While readers may not want to try out every kind of therapy that Stella tries and may have different results upon their own journeys, the power of this book exists in watching how Stella works through her anxiety issues and the encouragement it gives that the same is possible for the reader. Nor does life stand still as Stella works on her anxiety. Just as things start to get better for her in one area of dealing with her anxiety, life will throw her a curveball.
The novel is very realistic in this regard, and I applaud Woods for how she portrays all the family dynamics and other concerns that Stella has to deal with. Not only has Stella had a difficult and even abusive relationship with her mother, but she has had to deal with grief over her brother who died while in high school. She also has an estranged sister, a somewhat distant and remarried father who ends up coming down with a terminal illness, and a daughter she has raised as a single mom. Her daughter is now ready to go off to college, a situation that only adds to Stella’s anxiety about being alone.
But in the end, Stella does overcome all the issues that confront her. She gets to the root of the causes of her anxiety and she learns how to heal the pain. She explores her past, awakens and soothes repressed feelings, and even comes to an understanding in her relationship with her mother.
For me, Stella is the greatest kind of heroine. No, she doesn’t rescue anyone from a burning building, but she rescues herself. She finds the courage to get on an elevator when she is afraid to. She finds the strength not to go visit her daughter constantly at college but to rein in her separation anxiety. And best of all, she never completely gives up on the possibility that she can be part of a loving family—even if it remains a bit dysfunctional—and at the center of that is her discovery of how to love herself.

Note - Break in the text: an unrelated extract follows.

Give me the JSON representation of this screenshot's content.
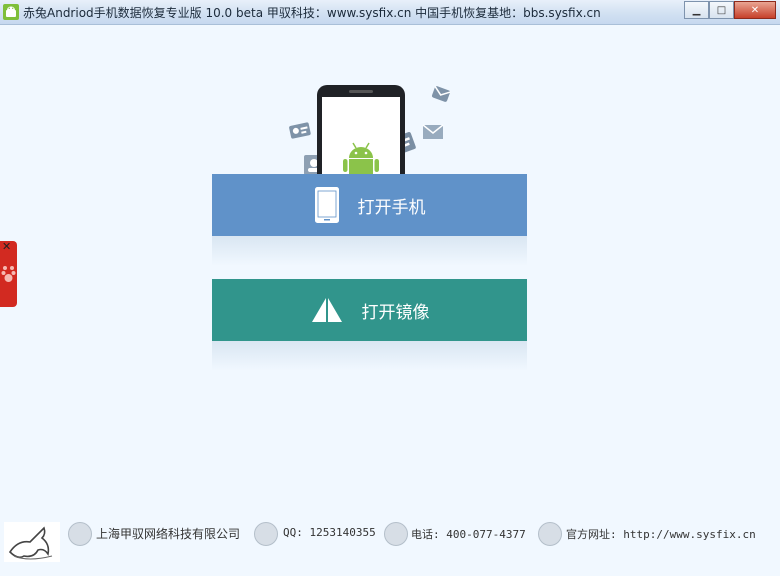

Anyone who is dealing with anxiety, or any of its accompanying issues like depression or loneliness, will be surprised and relieved to find Stella is a mirror of his or her own life. And that’s the best message of all from this fascinating debut novel: You are not alone other people suffer from anxiety too, and they have overcome it, and so you can do the same.
For more information about Melissa Woods and Getting Past Anxiety, visit the author’s website.